- Rounding Puysegur Point and into Otago Retreat with serious following seas and wind.
- Fiordland. Gifts of Crayfish.
Some of the less pleasant events: –
- Sandflies in Fiordland. I could go on…..
What worked well this cruise: –
- Fridge. Over the winter I converted the icebox to a fridge using an Isotherm 12-volt compressor. The fridge worked wonderfully, providing crispy cold beer on the lowest (most economical) setting, all powered from the solar panels during the long summer days.
- Solar Panels and battery storage. Upgraded over the winter period to two 100w solar panels and 220 Amps of house battery. Provided power and storage during sunny days without need to run the engine for days on end.
- Rig and sails. No changes this year, it all just works well and in balance. Increasingly I use soft shackles and low friction rings to replace shackles and blocks and find these are excellent alternatives, standing up to wear and UV very well after many thousands of miles.
- Yakker WiFi. I send GPS and AIS signals from the Matsutec AIS unit via the Yakker WiFi router to my phone, laptop and tablet. This works with both OpenCPN and Navionics navigation software. A great little low-cost device that makes navigation easier and facilitates a visual display of AIS targets on the chart.
- Madman remote autopilot control. I use a madman autopilot control on the Raymarine ST2000+ tiller pilot. This allows me to alter course when sheltered under the dodger or on deck. A handy device in wet weather or when working on deck away from the cockpit.
- Pressure Cooker. A lifesaver for cooking one pot meals or rice, pasta, porridge etc.
- Windvane. Just awesome. Performs without complaint, day in day out and never sleeps.
What didn’t work so well: –
- Raymarine tiller pilot. I carry two on board and finished the cruise with only one struggling to perform. I also had problems last year with Raymarine tiller pilots. They are not robust enough, not waterproof (even when new) and unreliable. Unfortunately, there is not much option for an economical tiller autopilot outside of the Raymarine units, I dislike them. Maybe a pelagic autopilot in future?
- Radio. The short-wave radio on board was not picking up weather forecasts well. The radio is old.
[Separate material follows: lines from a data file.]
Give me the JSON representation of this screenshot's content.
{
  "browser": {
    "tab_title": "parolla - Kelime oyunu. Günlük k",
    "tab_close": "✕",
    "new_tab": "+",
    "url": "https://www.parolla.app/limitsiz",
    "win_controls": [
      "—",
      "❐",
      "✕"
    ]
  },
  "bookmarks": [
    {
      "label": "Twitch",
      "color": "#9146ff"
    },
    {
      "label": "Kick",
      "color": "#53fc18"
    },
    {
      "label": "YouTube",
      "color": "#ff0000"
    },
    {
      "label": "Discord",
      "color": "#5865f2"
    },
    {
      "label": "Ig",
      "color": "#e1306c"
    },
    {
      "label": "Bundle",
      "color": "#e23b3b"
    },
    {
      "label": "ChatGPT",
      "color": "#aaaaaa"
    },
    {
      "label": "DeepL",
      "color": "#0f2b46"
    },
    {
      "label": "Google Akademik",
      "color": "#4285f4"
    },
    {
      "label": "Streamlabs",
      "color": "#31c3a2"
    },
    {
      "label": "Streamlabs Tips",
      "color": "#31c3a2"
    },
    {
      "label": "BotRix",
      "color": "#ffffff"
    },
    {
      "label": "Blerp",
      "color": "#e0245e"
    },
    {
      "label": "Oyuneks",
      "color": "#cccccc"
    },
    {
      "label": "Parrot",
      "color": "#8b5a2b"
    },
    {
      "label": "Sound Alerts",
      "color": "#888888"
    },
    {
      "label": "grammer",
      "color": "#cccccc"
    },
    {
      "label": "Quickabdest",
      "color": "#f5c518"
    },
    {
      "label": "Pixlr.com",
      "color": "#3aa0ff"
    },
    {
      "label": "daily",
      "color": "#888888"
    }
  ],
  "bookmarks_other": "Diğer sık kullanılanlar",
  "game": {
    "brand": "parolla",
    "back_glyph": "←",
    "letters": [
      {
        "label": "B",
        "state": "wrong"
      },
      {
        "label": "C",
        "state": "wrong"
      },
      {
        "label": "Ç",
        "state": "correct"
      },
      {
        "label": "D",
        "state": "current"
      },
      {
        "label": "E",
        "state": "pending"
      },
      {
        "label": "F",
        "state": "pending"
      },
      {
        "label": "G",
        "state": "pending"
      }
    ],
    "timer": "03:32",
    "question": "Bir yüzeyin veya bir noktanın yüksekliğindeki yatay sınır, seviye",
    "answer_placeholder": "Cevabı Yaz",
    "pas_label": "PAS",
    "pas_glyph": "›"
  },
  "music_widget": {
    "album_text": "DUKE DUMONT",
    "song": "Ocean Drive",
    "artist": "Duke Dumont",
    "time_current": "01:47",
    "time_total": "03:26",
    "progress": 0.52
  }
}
I will be replacing it with a modern short-wave unit. The new radio will give me the ability to download weather fax to the laptop and into OpenCPN, its on my wish list.
- Engine failure. The engine failure was certainly inconvenient. With some assistance from fellow cruisers the engine was able to run and make the trip from Milford Sound to Nelson where testing, parts and a repair was available. The fault was worn injectors, new injectors had the engine running back to normal. Many thanks to the helpful people at Marine and General in Nellson. The engine problem gave me an excellent opportunity to anchor, stern moor, sail into Milford Sound and hone my sailing skills.
- Windvane. A broken gear mechanism on the windvane was caused by my poor management and a repair was performed quickly by Stark Brothers in Lyttleton without delaying the cruise.
A wish list for future Cruises: –
- Light wind/downwind sail. This item was on my wish list last year as well. Something easy to manage, set, furl and stow. I have given up on using the spinnaker when single handed and need an alternative. Same as last year, they are still expensive.
- A lighter spinnaker pole to replace the malevolent timber stick on board.
- Horizontal windvane sail. The windvane on Truce is a vertical vane type which drives a trim tab on the transom hung rudder. The unit works well in both light and heavy winds. However, in heavy winds I can’t reduce the vane sail area, a heavy flutter sets up on the vane. To reduce the area of the vane I would like to change to a smaller horizontal vane that can be ‘reefed’ in heavy weather. I have looked at options but can’t quite get the mechanics sorted out in my head.
- Furling Staysail. The staysail on Truce is hanked on. To reduce to storm staysail I need to go on the foredeck and change sails. A furling staysail would be easier to manage from the cockpit and reduce trips on deck in heavy weather.
|Distance covered (Nautical Miles)||2,732||2,814|
|Total Fuel Cost NZ$||570||604|
|Total Fuel Consumption Litre.||439||476|
|Fuel Consumption Per Hour L/Hr.||1.37||1.42|